Meadow Bluff, Greenbrier County, West Virginia,
May 19. l864.
Dear Uncle: — We are safely within what we now call “our own lines” after twenty-one days of marching, fighting, starving, etc., etc. For twelve days we have had nothing to eat except what the country afforded. Our raid has been in all respects successful. We destroyed the famous Dublin Bridge and eighteen miles of the Virginia and Tennessee Railroad and many depots and stores; captured ten pieces of artillery, three hundred prisoners, General Jenkins and other officers among: them, and killed and wounded about five hundred, besides utterly routing Jenkins' army in the bloody battle of Cloyd's Mountain. My brigade had two regiments and part of a third in the battle. [The] Twenty-third lost one hundred killed and wounded. We had a severe duty but did just as well as I could have wished. We charged a Rebel battery entrenched in [on] a wooded hill across an open level meadow three hundred yards wide and a deep ditch, wetting me to the waist, and carried it without a particle of wavering or even check, losing, however, many officers and men killed and wounded. It being the vital point General Crook charged with us in person. One brigade from the Army of the Potomac (Pennsylvania Reserves) broke and fled from the field. Altogether, this is our finest experience in the war, and General Crook is the best general we have ever served under, not excepting Rosecrans.
Many of the men are barefooted, and we shall probably remain here some time to refit. We hauled in wagons to this point, over two hundred of our wounded, crossing two large rivers by fording and ferrying and three ranges of high mountains. The news from the outside world is meagre and from Rebel sources. We almost believe that Grant must have been successful from the little we gather.

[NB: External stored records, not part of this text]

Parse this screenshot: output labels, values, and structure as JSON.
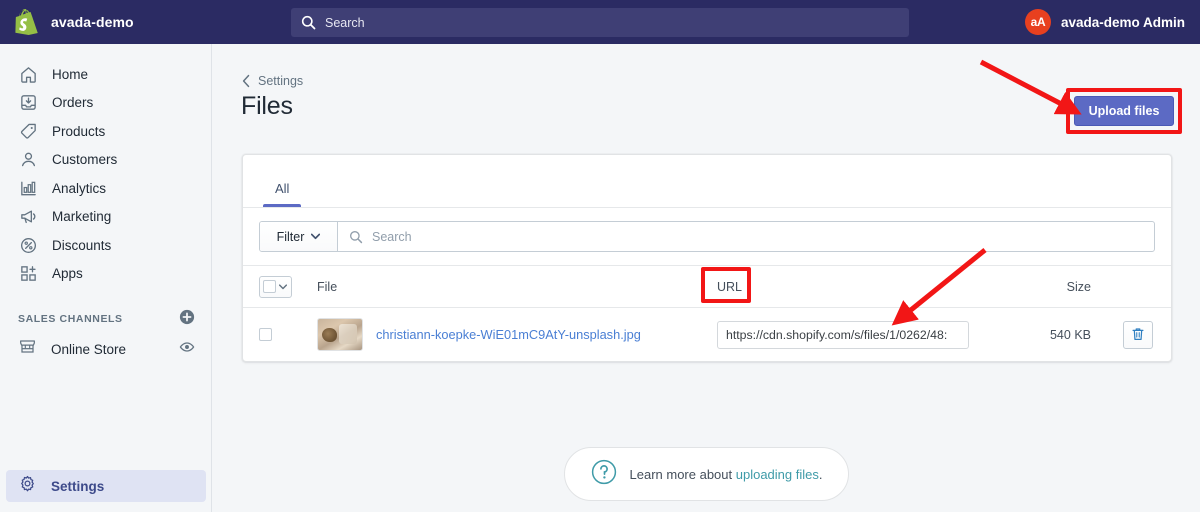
{
  "topbar": {
    "brand_name": "avada-demo",
    "logo_icon": "shopify-bag-icon",
    "search_placeholder": "Search",
    "search_icon": "search-icon",
    "avatar_initials": "aA",
    "user_name": "avada-demo Admin",
    "bg_color": "#2b2b63",
    "search_bg_color": "#3f3f75",
    "avatar_color": "#e8401f"
  },
  "sidebar": {
    "items": [
      {
        "label": "Home",
        "icon": "home-icon"
      },
      {
        "label": "Orders",
        "icon": "orders-inbox-icon"
      },
      {
        "label": "Products",
        "icon": "tag-icon"
      },
      {
        "label": "Customers",
        "icon": "person-icon"
      },
      {
        "label": "Analytics",
        "icon": "bar-chart-icon"
      },
      {
        "label": "Marketing",
        "icon": "megaphone-icon"
      },
      {
        "label": "Discounts",
        "icon": "percent-circle-icon"
      },
      {
        "label": "Apps",
        "icon": "apps-grid-plus-icon"
      }
    ],
    "sales_channels": {
      "title": "SALES CHANNELS",
      "add_icon": "plus-circle-icon",
      "channels": [
        {
          "label": "Online Store",
          "icon": "storefront-icon",
          "action_icon": "eye-icon"
        }
      ]
    },
    "settings": {
      "label": "Settings",
      "icon": "gear-icon",
      "active": true,
      "active_bg_color": "#dfe3f3",
      "active_text_color": "#3d4a8a"
    }
  },
  "main": {
    "breadcrumb": {
      "label": "Settings",
      "icon": "chevron-left-icon"
    },
    "page_title": "Files",
    "upload_button": {
      "label": "Upload files",
      "bg_color": "#5c6ac4"
    },
    "card": {
      "tabs": [
        {
          "label": "All",
          "active": true
        }
      ],
      "filter": {
        "button_label": "Filter",
        "button_icon": "chevron-down-icon",
        "search_placeholder": "Search",
        "search_icon": "search-icon"
      },
      "table": {
        "headers": {
          "select_all_icon": "checkbox-dropdown-icon",
          "file": "File",
          "url": "URL",
          "size": "Size"
        },
        "rows": [
          {
            "checkbox_checked": false,
            "thumbnail_icon": "image-thumbnail",
            "file_name": "christiann-koepke-WiE01mC9AtY-unsplash.jpg",
            "url_value": "https://cdn.shopify.com/s/files/1/0262/48:",
            "size": "540 KB",
            "delete_icon": "trash-icon"
          }
        ]
      }
    },
    "help": {
      "icon": "question-circle-icon",
      "text_prefix": "Learn more about ",
      "link_text": "uploading files",
      "text_suffix": ".",
      "link_color": "#3f9ba8"
    }
  },
  "annotations": {
    "color": "#f21616",
    "boxes": [
      {
        "target": "upload-files-button"
      },
      {
        "target": "url-column-header"
      }
    ],
    "arrows": [
      {
        "target": "upload-files-button",
        "direction": "down-right"
      },
      {
        "target": "url-field",
        "direction": "down-left"
      }
    ]
  }
}
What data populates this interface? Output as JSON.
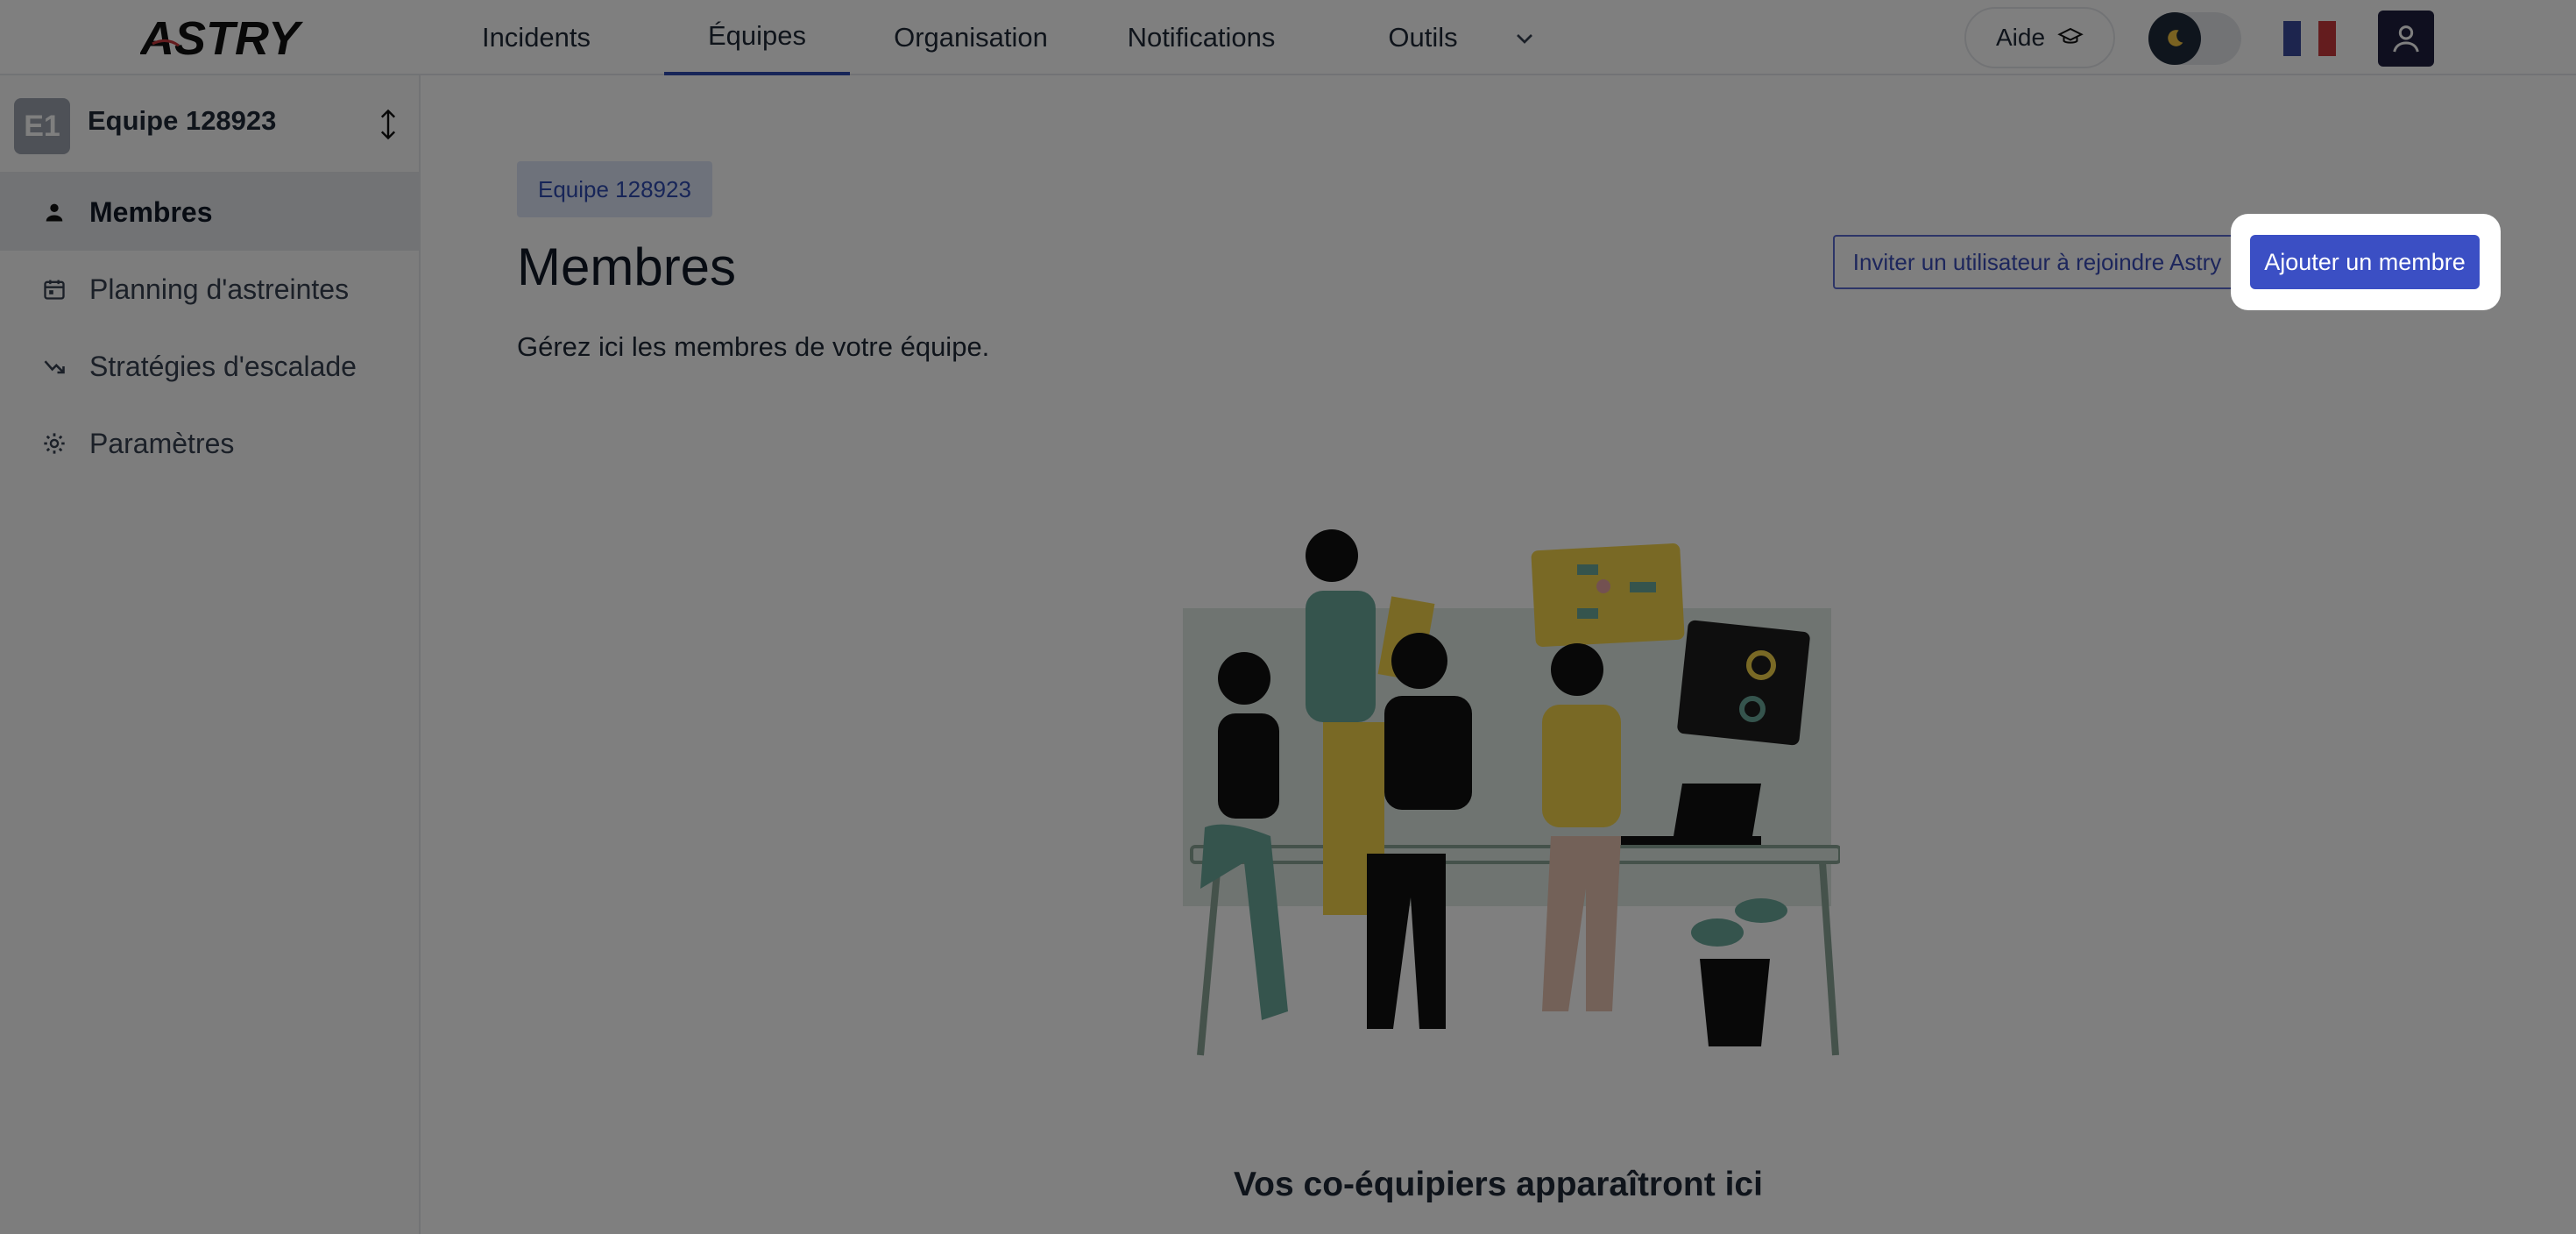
{
  "header": {
    "logo_text": "ASTRY",
    "nav": [
      {
        "label": "Incidents",
        "active": false
      },
      {
        "label": "Équipes",
        "active": true
      },
      {
        "label": "Organisation",
        "active": false
      },
      {
        "label": "Notifications",
        "active": false
      },
      {
        "label": "Outils",
        "active": false
      }
    ],
    "help_label": "Aide",
    "theme_toggle_icon": "moon-icon",
    "language_flag": "flag-fr-icon",
    "flag_colors": [
      "#3a4a9c",
      "#ffffff",
      "#c9393c"
    ],
    "account_icon": "user-icon"
  },
  "sidebar": {
    "team_badge": "E1",
    "team_name": "Equipe 128923",
    "items": [
      {
        "label": "Membres",
        "icon": "person-icon",
        "active": true
      },
      {
        "label": "Planning d'astreintes",
        "icon": "calendar-icon",
        "active": false
      },
      {
        "label": "Stratégies d'escalade",
        "icon": "trending-icon",
        "active": false
      },
      {
        "label": "Paramètres",
        "icon": "gear-icon",
        "active": false
      }
    ]
  },
  "main": {
    "team_chip": "Equipe 128923",
    "title": "Membres",
    "subtitle": "Gérez ici les membres de votre équipe.",
    "invite_button": "Inviter un utilisateur à rejoindre Astry",
    "add_button": "Ajouter un membre",
    "empty_title": "Vos co-équipiers apparaîtront ici",
    "empty_illustration": "team-meeting-illustration"
  },
  "colors": {
    "accent": "#3b4fc4",
    "nav_underline": "#2f4ab0",
    "chip_bg": "#dde5f6",
    "overlay": "rgba(0,0,0,0.5)"
  }
}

R. B. Hayes.
SOURCE: Charles Richard Williams, editor, Diary and Letters of Rutherford Birchard Hayes, Volume 2, p. 463-4